Source records
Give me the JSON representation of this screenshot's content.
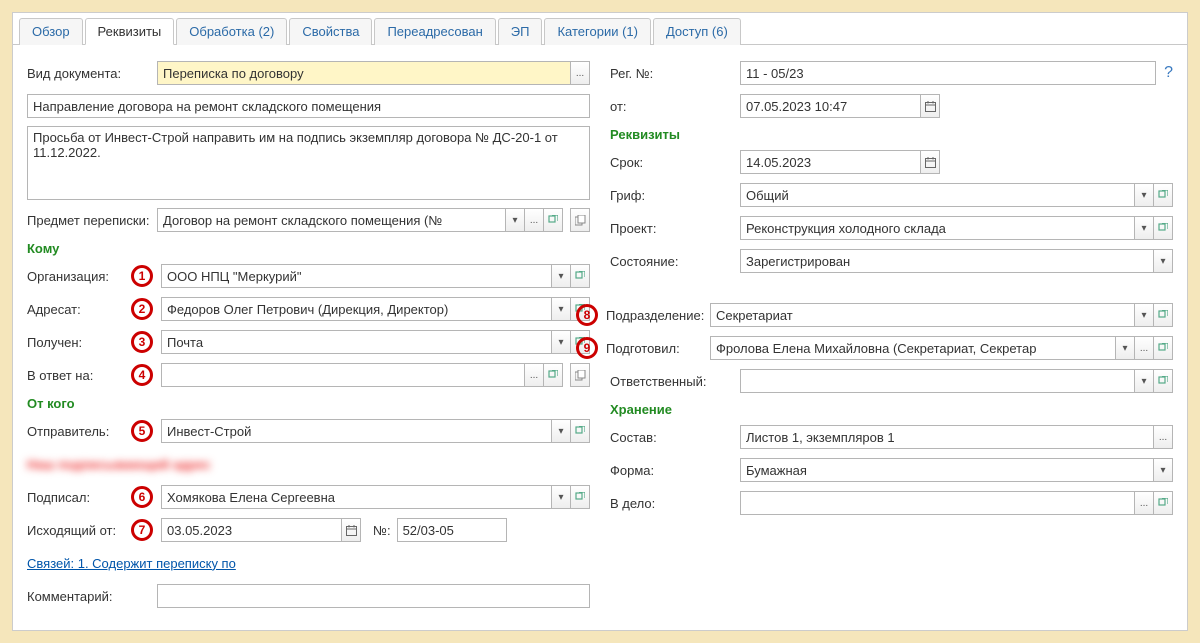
{
  "tabs": [
    {
      "label": "Обзор"
    },
    {
      "label": "Реквизиты"
    },
    {
      "label": "Обработка (2)"
    },
    {
      "label": "Свойства"
    },
    {
      "label": "Переадресован"
    },
    {
      "label": "ЭП"
    },
    {
      "label": "Категории (1)"
    },
    {
      "label": "Доступ (6)"
    }
  ],
  "left": {
    "doc_type_label": "Вид документа:",
    "doc_type_value": "Переписка по договору",
    "subject_value": "Направление договора на ремонт складского помещения",
    "body_value": "Просьба от Инвест-Строй направить им на подпись экземпляр договора № ДС-20-1 от 11.12.2022.",
    "corr_subject_label": "Предмет переписки:",
    "corr_subject_value": "Договор на ремонт складского помещения (№ ",
    "section_to": "Кому",
    "org_label": "Организация:",
    "org_value": "ООО НПЦ \"Меркурий\"",
    "addressee_label": "Адресат:",
    "addressee_value": "Федоров Олег Петрович (Дирекция, Директор)",
    "received_label": "Получен:",
    "received_value": "Почта",
    "in_reply_label": "В ответ на:",
    "in_reply_value": "",
    "section_from": "От кого",
    "sender_label": "Отправитель:",
    "sender_value": "Инвест-Строй",
    "blurred_text": "Наш подписывающий адрес",
    "signed_label": "Подписал:",
    "signed_value": "Хомякова Елена Сергеевна",
    "out_date_label": "Исходящий от:",
    "out_date_value": "03.05.2023",
    "out_num_label": "№:",
    "out_num_value": "52/03-05",
    "links_text": "Связей: 1. Содержит переписку по",
    "comment_label": "Комментарий:"
  },
  "right": {
    "regnum_label": "Рег. №:",
    "regnum_value": "11 - 05/23",
    "from_label": "от:",
    "from_value": "07.05.2023 10:47",
    "section_req": "Реквизиты",
    "deadline_label": "Срок:",
    "deadline_value": "14.05.2023",
    "grif_label": "Гриф:",
    "grif_value": "Общий",
    "project_label": "Проект:",
    "project_value": "Реконструкция холодного склада",
    "status_label": "Состояние:",
    "status_value": "Зарегистрирован",
    "dept_label": "Подразделение:",
    "dept_value": "Секретариат",
    "prepared_label": "Подготовил:",
    "prepared_value": "Фролова Елена Михайловна (Секретариат, Секретар",
    "responsible_label": "Ответственный:",
    "responsible_value": "",
    "section_storage": "Хранение",
    "composition_label": "Состав:",
    "composition_value": "Листов 1, экземпляров 1",
    "form_label": "Форма:",
    "form_value": "Бумажная",
    "in_case_label": "В дело:",
    "in_case_value": ""
  },
  "icons": {
    "dropdown": "▾",
    "ellipsis": "...",
    "calendar": "▦",
    "help": "?"
  },
  "badges": [
    "1",
    "2",
    "3",
    "4",
    "5",
    "6",
    "7",
    "8",
    "9"
  ]
}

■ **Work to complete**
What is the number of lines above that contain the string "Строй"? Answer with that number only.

■ **Problem solution**
2